MRSA on the retreat for now

Hospital-associated methicillin-resistant Staphylococcus aureus (MRSA) infections have declined 28 percent from 2005 to 2008, CDC researchers report in the latest issue of the Journal of the American Medical Association. An estimated 90,000 infections are linked to health care each year in the United States, causing some 15,000 deaths, so the decline is welcome news to health officials and the public.

MRSA is often spread from person to person, especially via health care workers, Dr. Ross says. Doctors take their stethoscopes and go into a room and examine four patients. Male doctors would have their ties dragging around on patients. This was all true five years ago, but it s much less true now. That s why the rates of MRSA are going down, because hospital personnel are paying more attention to this method of transmission.

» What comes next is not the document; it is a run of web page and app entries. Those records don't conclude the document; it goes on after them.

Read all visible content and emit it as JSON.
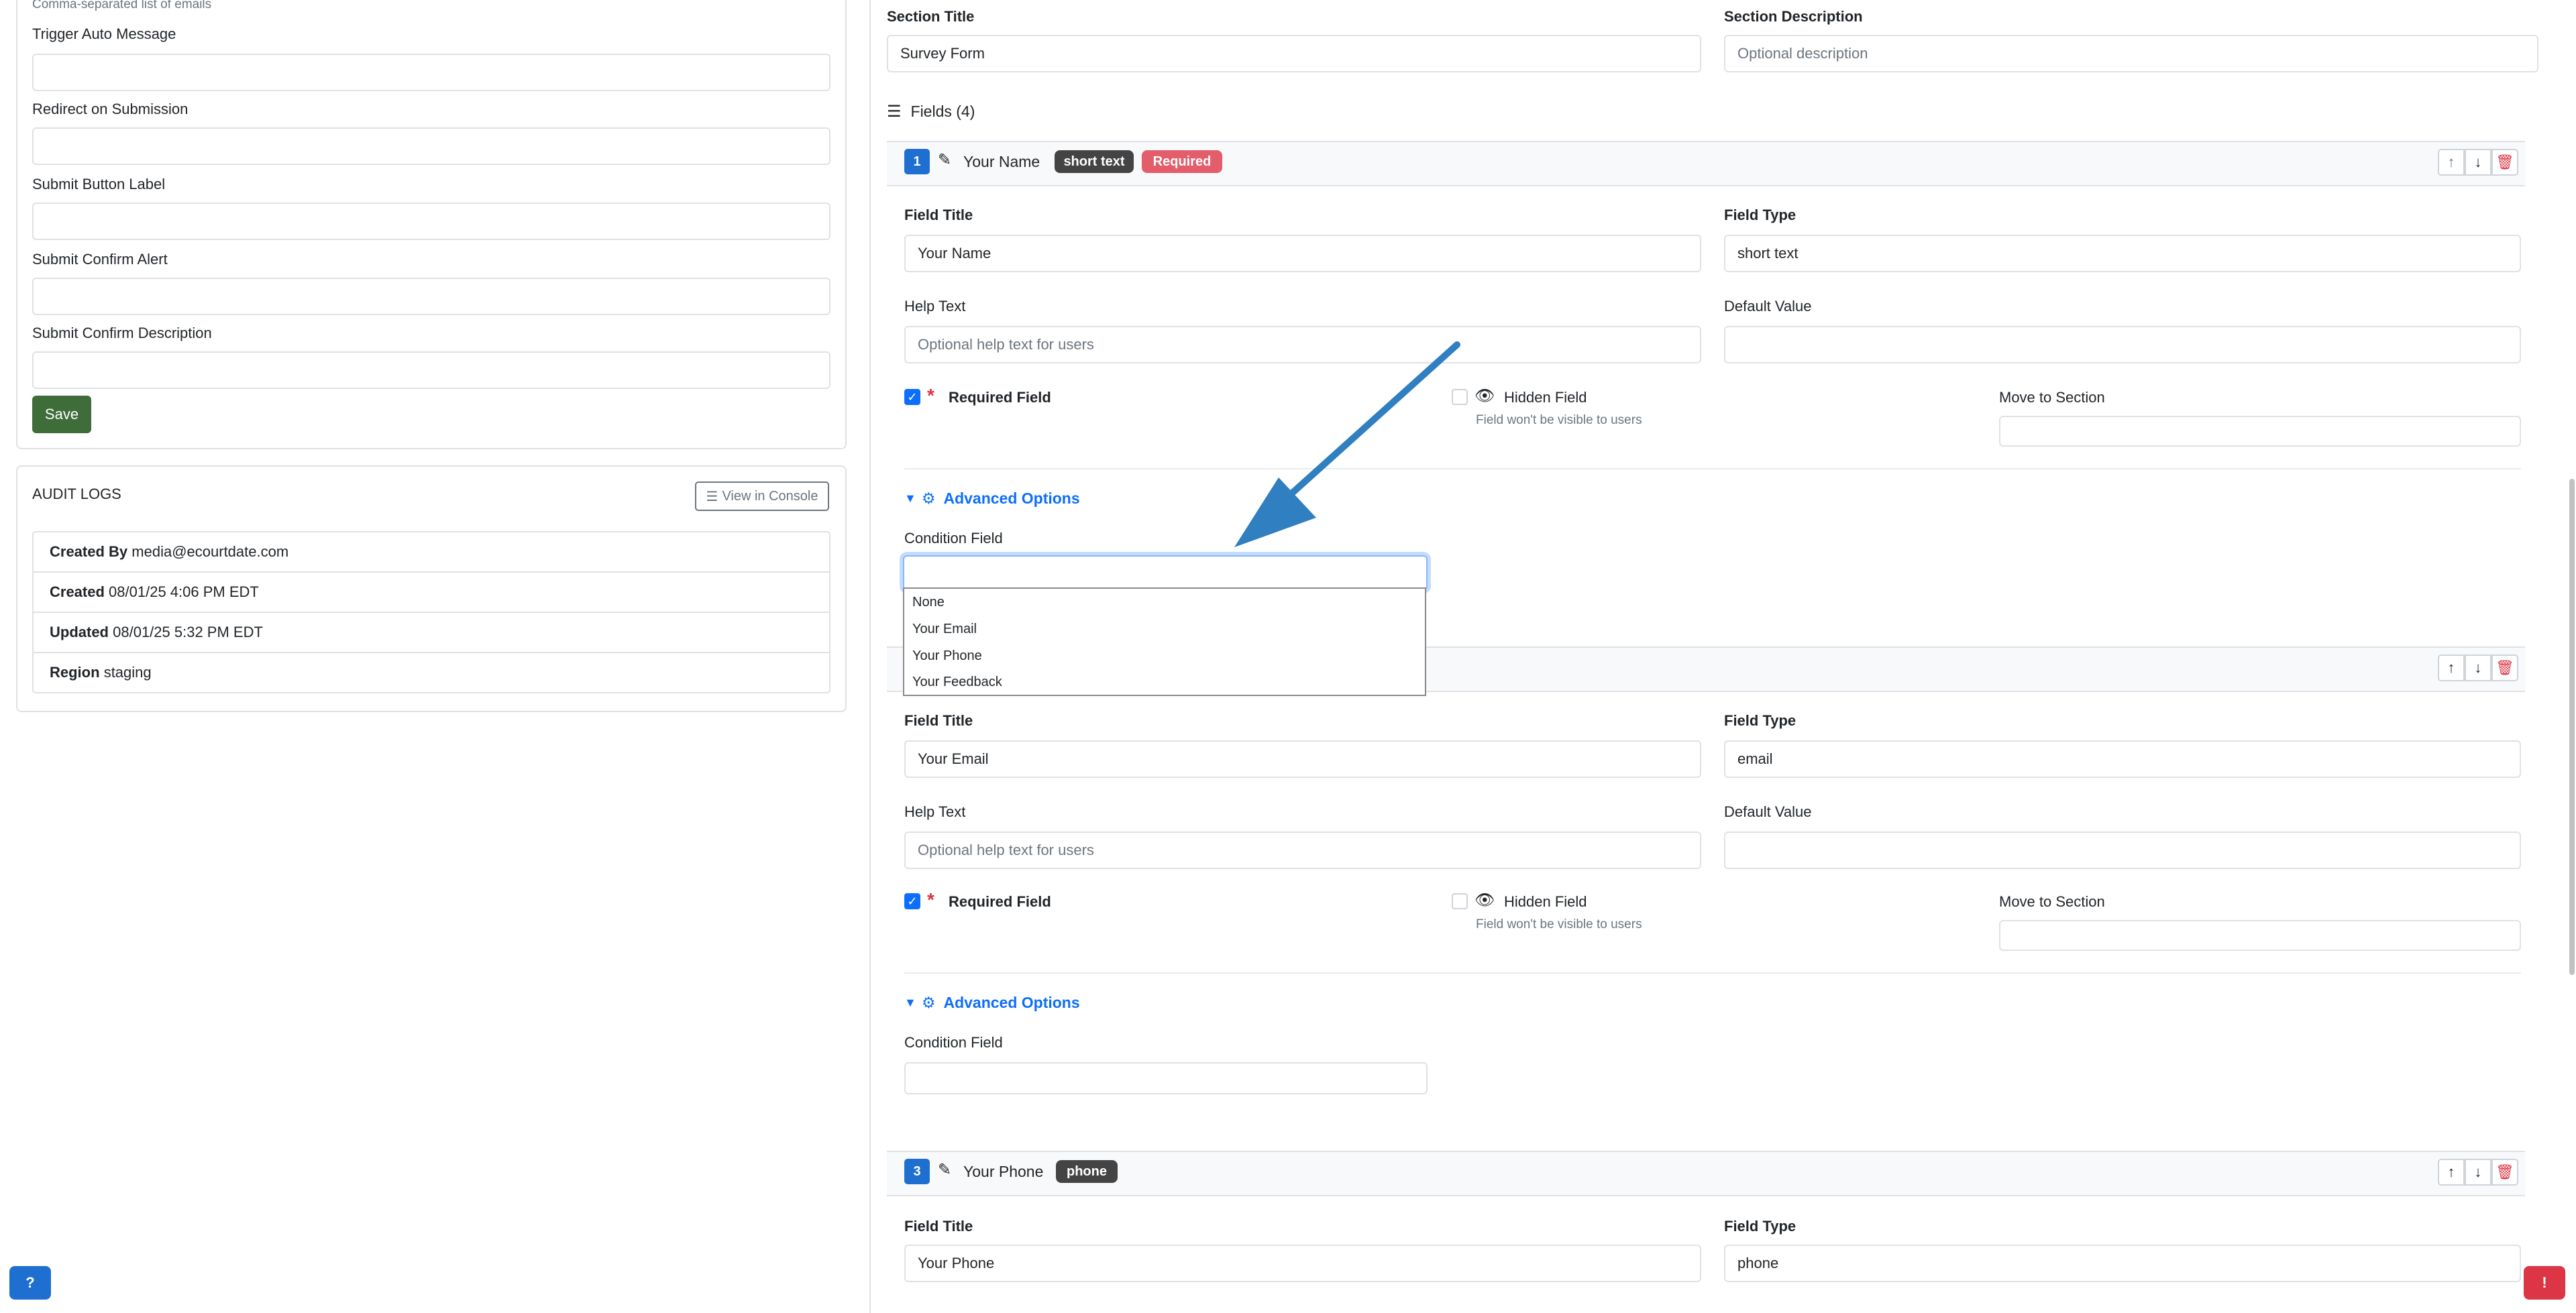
{
  "left_form": {
    "cc_helper": "Comma-separated list of emails",
    "fields": [
      {
        "label": "Trigger Auto Message",
        "value": ""
      },
      {
        "label": "Redirect on Submission",
        "value": ""
      },
      {
        "label": "Submit Button Label",
        "value": ""
      },
      {
        "label": "Submit Confirm Alert",
        "value": ""
      },
      {
        "label": "Submit Confirm Description",
        "value": ""
      }
    ],
    "save_label": "Save"
  },
  "audit": {
    "title": "AUDIT LOGS",
    "view_console_label": "View in Console",
    "rows": [
      {
        "key": "Created By",
        "value": "media@ecourtdate.com"
      },
      {
        "key": "Created",
        "value": "08/01/25 4:06 PM EDT"
      },
      {
        "key": "Updated",
        "value": "08/01/25 5:32 PM EDT"
      },
      {
        "key": "Region",
        "value": "staging"
      }
    ]
  },
  "section": {
    "title_label": "Section Title",
    "title_value": "Survey Form",
    "desc_label": "Section Description",
    "desc_placeholder": "Optional description",
    "fields_header": "Fields (4)"
  },
  "labels": {
    "field_title": "Field Title",
    "field_type": "Field Type",
    "help_text": "Help Text",
    "default_value": "Default Value",
    "help_placeholder": "Optional help text for users",
    "required_field": "Required Field",
    "hidden_field": "Hidden Field",
    "hidden_hint": "Field won't be visible to users",
    "move_to_section": "Move to Section",
    "advanced_options": "Advanced Options",
    "condition_field": "Condition Field"
  },
  "field1": {
    "num": "1",
    "title": "Your Name",
    "badge_type": "short text",
    "badge_required": "Required",
    "type": "short text"
  },
  "field2": {
    "title": "Your Email",
    "type": "email"
  },
  "field3": {
    "num": "3",
    "title": "Your Phone",
    "badge_type": "phone",
    "type": "phone"
  },
  "dropdown": {
    "options": [
      "None",
      "Your Email",
      "Your Phone",
      "Your Feedback"
    ]
  },
  "colors": {
    "primary": "#0d6efd",
    "danger": "#dc3545",
    "success": "#3f6d3a",
    "badge_dark": "#444444",
    "badge_red": "#e35d6a",
    "arrow": "#2f7fc1"
  }
}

Noting the steps hospitals are taking to prevent MRSA, such as hand-washing, Dr. Whelan says, The most interesting thing about all of this is that these are not high-tech solutions, they re just basic hygiene.